“Terror is all around!
Denounce him! Let us denounce him!”
All my close friends
are watching for me to stumble.
“Perhaps he can be enticed,
and we can prevail against him,
and take our revenge on him.”
But the Lord is with me like a dread warrior;
therefore my persecutors will stumble,
and they will not prevail.
They will be greatly shamed,
for they will not succeed.
Their eternal dishonor
will never be forgotten.
O Lord of hosts, you test the righteous,
you see the heart and the mind;
let me see your retribution upon them,
for to you I have committed my cause.
Sing to the Lord;
praise the Lord!
For he has delivered the life of the needy
from the hands of evildoers.
New Revised Standard Version, copyright 1989, by the National Council of the Churches of Christ in the United States of America. Used by permission. All rights reserved. USCCB approved.
In these words from Jeremiah, we are provided with a glimpse into his interior life, or more accurately, the turmoil in his life, of being surrounded by fear and doubt. It seems clear that in the gospel reading today, those fears and doubts take human form, as the very people to whom Jesus had earlier ministered. How must Jesus have felt when he was confronted by these people? In response to their hostility, Jesus replies: “I have shown you many good works from the Father. For which of these are you going to stone me?” The good works that Jesus has performed, he claims come from the Father. Immediately, he directs them towards the source.

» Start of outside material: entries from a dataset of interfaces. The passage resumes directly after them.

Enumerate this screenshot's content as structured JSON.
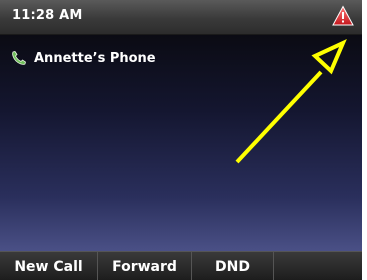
{
  "status_bar": {
    "time": "11:28 AM",
    "alert_icon": "warning-triangle-icon",
    "alert_color": "#e8333a"
  },
  "line": {
    "label": "Annette’s Phone",
    "icon": "phone-handset-icon",
    "icon_color": "#4caf50"
  },
  "annotation": {
    "arrow_color": "#ffff00"
  },
  "softkeys": [
    "New Call",
    "Forward",
    "DND",
    ""
  ]
}
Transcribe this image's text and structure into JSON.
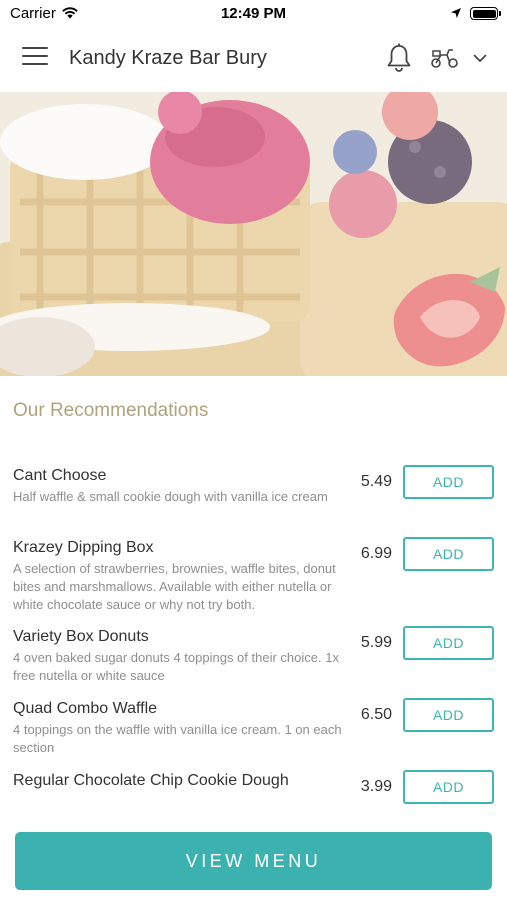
{
  "status_bar": {
    "carrier": "Carrier",
    "time": "12:49 PM"
  },
  "navbar": {
    "title": "Kandy Kraze Bar Bury",
    "icons": [
      "menu-icon",
      "bell-icon",
      "delivery-scooter-icon",
      "chevron-down-icon"
    ]
  },
  "recommendations": {
    "title": "Our Recommendations",
    "items": [
      {
        "name": "Cant Choose",
        "description": "Half waffle & small cookie dough with vanilla ice cream",
        "price": "5.49",
        "button": "ADD"
      },
      {
        "name": "Krazey Dipping Box",
        "description": "A selection of strawberries, brownies, waffle bites, donut bites and marshmallows. Available with either nutella or white chocolate sauce or why not try both.",
        "price": "6.99",
        "button": "ADD"
      },
      {
        "name": "Variety Box Donuts",
        "description": "4 oven baked sugar donuts 4 toppings of their choice. 1x free nutella or white sauce",
        "price": "5.99",
        "button": "ADD"
      },
      {
        "name": "Quad Combo Waffle",
        "description": "4 toppings on the waffle with vanilla ice cream. 1 on each section",
        "price": "6.50",
        "button": "ADD"
      },
      {
        "name": "Regular Chocolate Chip Cookie Dough",
        "description": "",
        "price": "3.99",
        "button": "ADD"
      }
    ]
  },
  "view_menu_label": "VIEW MENU",
  "colors": {
    "accent": "#3bb2af",
    "section_title": "#b0a27c"
  }
}
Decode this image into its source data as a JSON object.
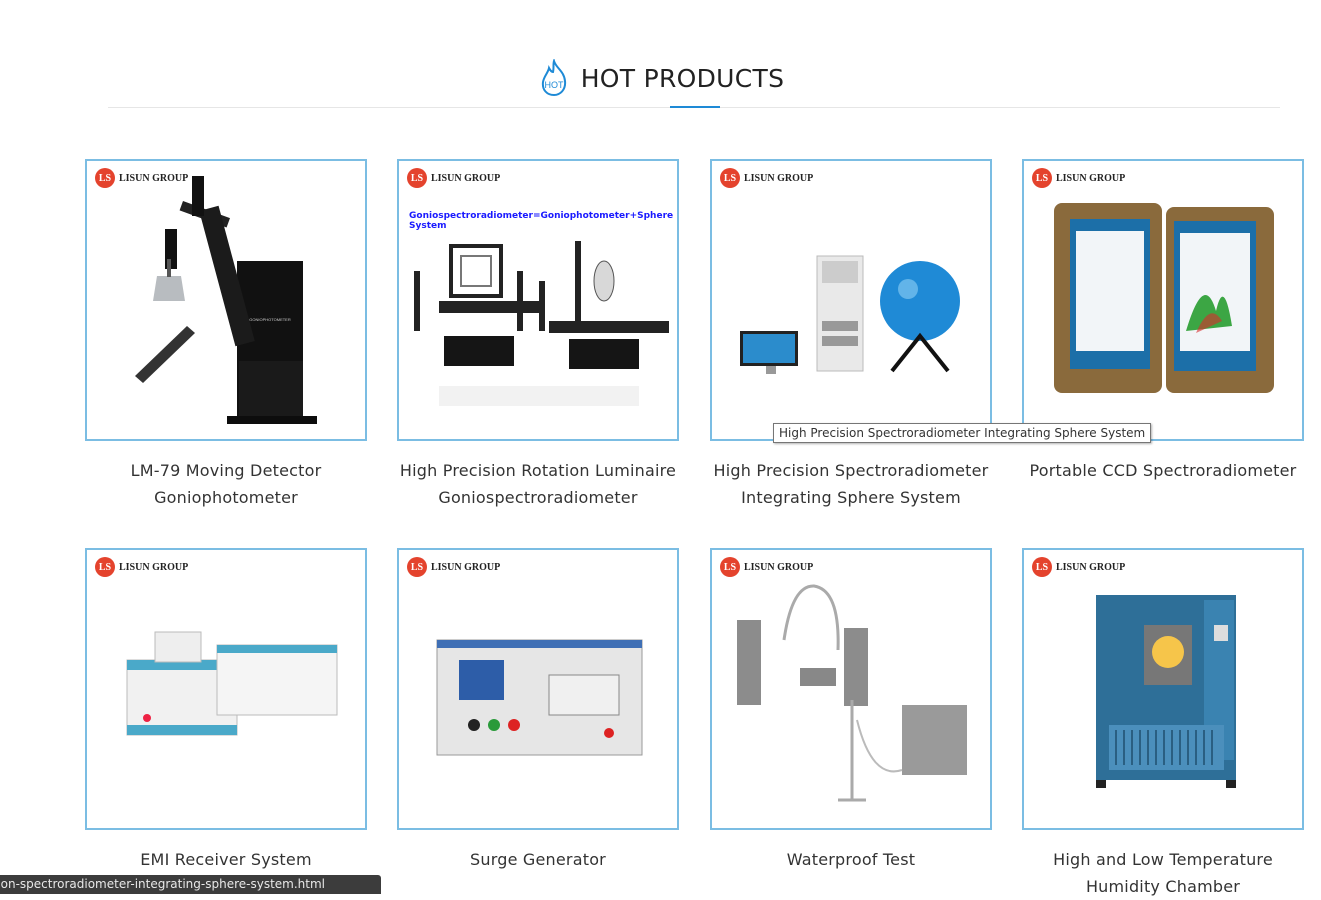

Both of these passages, the first reading from Jeremiah, and the story of Jesus confronting his persecutors, work so well together. As I reflect on how Jeremiah must have felt, I am struck by how I too frequently allow myself to feel this way: allowing my worst fears, my deepest doubts, to denounce me. I know what it is like to speak with these fears, to try to reason with them. There are two strategies I tend to employ at the beginning (neither of which works particularly well). Either I will try to rationalize the fears away, or (worse still) I will try to ignore the fears.
Neither of these strategies has worked for me. In consciously trying to ignore whatever fear or doubt is presenting itself, I end up, by the very act of trying to ignore it, constantly thinking of the fear or doubt (try not to think of a white elephant if someone tells you: “Do not think about a white elephant!”). And by trying to rationalize the fears or doubts, I end up allowing them to be the ones directing my inner life. Either way, by hearkening to my fears and doubts, I allow these the fears and doubts to become my counselors. And to top it all off, I cannot even blame my situation on my fears, since I am the one who chose to allow them that role in my life!
In every single case, I found relief only by turning towards the Divine, turning away from the darkness and shadows of fear and towards the light. Only then could I could see clearly. Jesus directed his persecutors towards the Father. As the psalm today says: “In my distress I called upon the Lord, and he heard my voice.”
This fear and doubt that you are facing in your life is not your battle to fight. Turn towards the Father, look to him, call to him, and know that he will hear your voice.
-Mr. James Page S.J. teaches theology at St. Louis U. High.
“In my distress I call upon the Lord, and he hears my voice.”
Please share the Good Word with your friends!